III. What Role Does Residual Sugar Play in Beer Brewing?

Residual sugar plays a crucial role in beer brewing as it contributes to the beer’s flavor, mouthfeel, and overall balance. The presence of residual sugar can add sweetness and body to a beer, balancing out bitterness from hops and alcohol content. In certain beer styles, such as stouts and porters, higher levels of residual sugar are desirable to create a rich and full-bodied beer. On the other hand, in styles like IPAs and lagers, lower levels of residual sugar are preferred to maintain a crisp and dry finish.

IV. How Does Residual Sugar Impact Beer Flavor?

The amount of residual sugar in a beer can significantly impact its flavor profile. Beers with higher levels of residual sugar tend to have a sweeter taste, with notes of caramel, toffee, or fruitiness. These beers are often perceived as more full-bodied and rich in flavor. On the other hand, beers with lower levels of residual sugar may have a drier and crisper taste, allowing other flavors such as hops or malt to shine through. The balance of residual sugar in a beer is crucial in creating a harmonious and well-rounded flavor profile.

V. How Does Residual Sugar Affect Beer’s Alcohol Content?

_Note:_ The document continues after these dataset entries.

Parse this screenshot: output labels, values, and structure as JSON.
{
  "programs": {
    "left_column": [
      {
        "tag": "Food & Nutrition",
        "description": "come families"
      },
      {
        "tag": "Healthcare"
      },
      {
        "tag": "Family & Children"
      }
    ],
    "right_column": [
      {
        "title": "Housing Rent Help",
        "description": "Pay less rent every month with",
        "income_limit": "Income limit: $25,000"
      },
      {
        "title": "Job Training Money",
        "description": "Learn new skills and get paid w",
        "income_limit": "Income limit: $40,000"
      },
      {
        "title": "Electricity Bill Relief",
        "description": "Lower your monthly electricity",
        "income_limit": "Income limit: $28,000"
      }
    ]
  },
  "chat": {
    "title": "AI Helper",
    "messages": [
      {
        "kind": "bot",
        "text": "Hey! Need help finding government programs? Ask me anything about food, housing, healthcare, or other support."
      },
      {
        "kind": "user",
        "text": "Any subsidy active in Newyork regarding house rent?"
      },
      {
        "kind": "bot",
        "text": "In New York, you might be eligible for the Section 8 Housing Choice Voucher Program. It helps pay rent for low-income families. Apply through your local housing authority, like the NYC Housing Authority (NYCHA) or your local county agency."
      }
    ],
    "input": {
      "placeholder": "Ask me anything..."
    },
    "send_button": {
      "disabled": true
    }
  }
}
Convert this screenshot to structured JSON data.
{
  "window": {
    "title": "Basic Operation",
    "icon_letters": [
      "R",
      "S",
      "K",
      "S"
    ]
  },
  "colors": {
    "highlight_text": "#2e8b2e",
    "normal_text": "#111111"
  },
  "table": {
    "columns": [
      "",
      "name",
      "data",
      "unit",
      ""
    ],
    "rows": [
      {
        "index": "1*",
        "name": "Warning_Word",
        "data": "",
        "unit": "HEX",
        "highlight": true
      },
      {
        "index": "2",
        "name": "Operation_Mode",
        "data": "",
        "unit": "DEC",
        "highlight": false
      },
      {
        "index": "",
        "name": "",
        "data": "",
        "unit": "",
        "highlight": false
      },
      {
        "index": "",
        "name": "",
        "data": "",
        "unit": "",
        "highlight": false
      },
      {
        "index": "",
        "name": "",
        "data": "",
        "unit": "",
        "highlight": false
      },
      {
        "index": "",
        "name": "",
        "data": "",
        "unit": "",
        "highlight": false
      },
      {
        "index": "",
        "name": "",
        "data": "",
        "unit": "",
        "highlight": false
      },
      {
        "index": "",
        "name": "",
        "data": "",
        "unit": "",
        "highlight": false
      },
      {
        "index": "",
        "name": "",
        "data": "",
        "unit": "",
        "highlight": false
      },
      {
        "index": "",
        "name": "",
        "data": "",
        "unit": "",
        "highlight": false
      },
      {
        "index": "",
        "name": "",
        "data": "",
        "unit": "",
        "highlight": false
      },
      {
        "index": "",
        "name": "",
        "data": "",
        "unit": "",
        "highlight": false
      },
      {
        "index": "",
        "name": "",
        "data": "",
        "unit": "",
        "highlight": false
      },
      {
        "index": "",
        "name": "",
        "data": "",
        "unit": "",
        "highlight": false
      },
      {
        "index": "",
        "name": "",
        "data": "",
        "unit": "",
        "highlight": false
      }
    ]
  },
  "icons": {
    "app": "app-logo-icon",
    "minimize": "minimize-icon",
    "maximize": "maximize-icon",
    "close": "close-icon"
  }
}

Residual sugar also plays a role in determining the alcohol content of a beer. Since yeast converts sugar into alcohol during fermentation, beers with higher levels of residual sugar will typically have a higher alcohol content. Conversely, beers with lower levels of residual sugar will have a lower alcohol content. Brewers must carefully consider the balance of residual sugar and alcohol in their beer to achieve the desired strength and flavor profile. By controlling the amount of residual sugar in a beer, brewers can influence its alcohol content and overall drinkability.

VI. How Can Brewers Control Residual Sugar Levels in Beer?

Brewers have several methods at their disposal to control the residual sugar levels in their beer. One common technique is to adjust the mash temperature during the brewing process. By raising or lowering the mash temperature, brewers can influence the fermentability of the wort and the amount of residual sugar left in the final beer. Additionally, brewers can choose yeast strains that are more or less attenuative, meaning they will ferment more or less of the available sugars. By selecting the right yeast strain and fermentation conditions, brewers can achieve the desired level of residual sugar in their beer. Overall, controlling residual sugar levels is essential in creating a well-balanced and flavorful beer.